If you believe the media headlines, share markets are in trouble!!
But that is just NOISE. Yes, the Australian market has experienced its worst week in almost 2 years falling over 10% since its peak in August last year. But if we refer to the chart below, illustrating the strong growth of the Australian share market, the recent volatility needs to be kept in perspective.
What’s happening now?
A fall of 10% or more is often referred to as a market “correction”. It's important to remember that market pullbacks are not uncommon — and occur in most years. These market corrections can be healthy in resetting share valuations and investor expectations.
The opportunity for us is to take advantage of current investor behaviour. When share prices fall dramatically, many investors often panic and sell. Fear and selling generates more fear and selling. Emotional investors will forget that company earnings and global growth are looking robust. These market pullbacks offer us an opportunity to buy good quality companies at cheaper prices.
What’s causing this volatility?
In short, the provision of easy and cheap money is coming to an end and inflation is rising.
Central banks have been employing various monetary policies to stimulate their economies over the last decade. We have known that these policies will reduce and end sometime but the reality of it happening soon (March in the US) has global investors quite fearful of what that truly means for share market valuations. Importantly though, moving to a more normal environment indicates that global economies are in reasonably good shape.
Inflation is not 'out of control'.
The US narrative around “out of control” inflation is spilling over into Australia’s media. The inflation we are seeing in Australia is high by recent historical standards but is still low compared to other comparable countries especially when you strip out the prices of goods and services that rose because of pandemic-related economic disruptions.

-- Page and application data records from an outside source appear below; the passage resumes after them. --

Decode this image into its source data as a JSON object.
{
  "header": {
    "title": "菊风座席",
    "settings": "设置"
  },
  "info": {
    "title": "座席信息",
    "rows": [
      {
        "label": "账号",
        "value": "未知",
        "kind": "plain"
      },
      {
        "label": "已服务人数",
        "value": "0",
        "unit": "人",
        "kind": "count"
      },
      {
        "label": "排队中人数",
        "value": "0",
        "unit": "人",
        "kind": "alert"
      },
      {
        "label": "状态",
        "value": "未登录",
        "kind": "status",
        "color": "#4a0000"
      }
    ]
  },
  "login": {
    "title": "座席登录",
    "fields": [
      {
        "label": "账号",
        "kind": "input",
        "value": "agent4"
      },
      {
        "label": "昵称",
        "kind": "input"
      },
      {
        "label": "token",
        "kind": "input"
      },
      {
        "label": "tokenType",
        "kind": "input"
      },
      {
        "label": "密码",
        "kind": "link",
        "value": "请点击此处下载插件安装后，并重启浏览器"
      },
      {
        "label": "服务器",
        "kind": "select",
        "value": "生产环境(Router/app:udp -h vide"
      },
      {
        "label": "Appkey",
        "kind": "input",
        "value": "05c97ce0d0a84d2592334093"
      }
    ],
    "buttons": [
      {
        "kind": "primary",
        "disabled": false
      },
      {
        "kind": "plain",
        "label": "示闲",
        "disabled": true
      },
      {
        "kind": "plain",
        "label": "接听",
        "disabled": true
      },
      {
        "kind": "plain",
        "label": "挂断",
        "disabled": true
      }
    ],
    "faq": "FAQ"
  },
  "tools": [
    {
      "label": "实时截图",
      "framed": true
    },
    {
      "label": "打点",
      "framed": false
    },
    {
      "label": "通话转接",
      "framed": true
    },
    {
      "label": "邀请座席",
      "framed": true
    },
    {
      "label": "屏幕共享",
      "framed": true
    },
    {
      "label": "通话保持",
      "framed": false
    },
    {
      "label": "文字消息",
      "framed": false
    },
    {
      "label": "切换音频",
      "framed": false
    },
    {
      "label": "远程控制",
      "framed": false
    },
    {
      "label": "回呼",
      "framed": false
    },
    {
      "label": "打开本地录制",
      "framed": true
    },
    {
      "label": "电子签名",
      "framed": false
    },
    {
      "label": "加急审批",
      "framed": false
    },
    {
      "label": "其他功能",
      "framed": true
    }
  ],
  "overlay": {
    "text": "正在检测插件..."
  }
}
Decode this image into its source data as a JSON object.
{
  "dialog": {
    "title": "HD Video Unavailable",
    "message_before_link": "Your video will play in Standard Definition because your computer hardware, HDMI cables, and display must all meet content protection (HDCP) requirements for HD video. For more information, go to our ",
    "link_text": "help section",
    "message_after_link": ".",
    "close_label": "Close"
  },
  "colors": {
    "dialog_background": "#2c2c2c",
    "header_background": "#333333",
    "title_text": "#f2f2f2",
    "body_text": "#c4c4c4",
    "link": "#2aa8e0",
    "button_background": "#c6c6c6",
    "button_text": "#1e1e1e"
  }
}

We should remember that over the past few years the Reserve Bank of Australia (RBA) has achieved exactly what it intended to do, entirely consistent with its mandate. Its core objective is to keep inflation between 2% and 3%. Right now it is 2.6%.
Where to from here?
It remains to be seen how long the market turbulence will continue. We know that markets can be volatile in the short term. However, having a long-term strategic investment plan and sticking to that plan through periods of market volatility can help keep you on the right track to reach your financial goals.
If you have any doubts about your existing investments or would like a second opinion, please feel free to reach out and contact our Director of Wealth Management, Bruce Dyason, who would be happy to provide you with an obligation-free comprehensive review.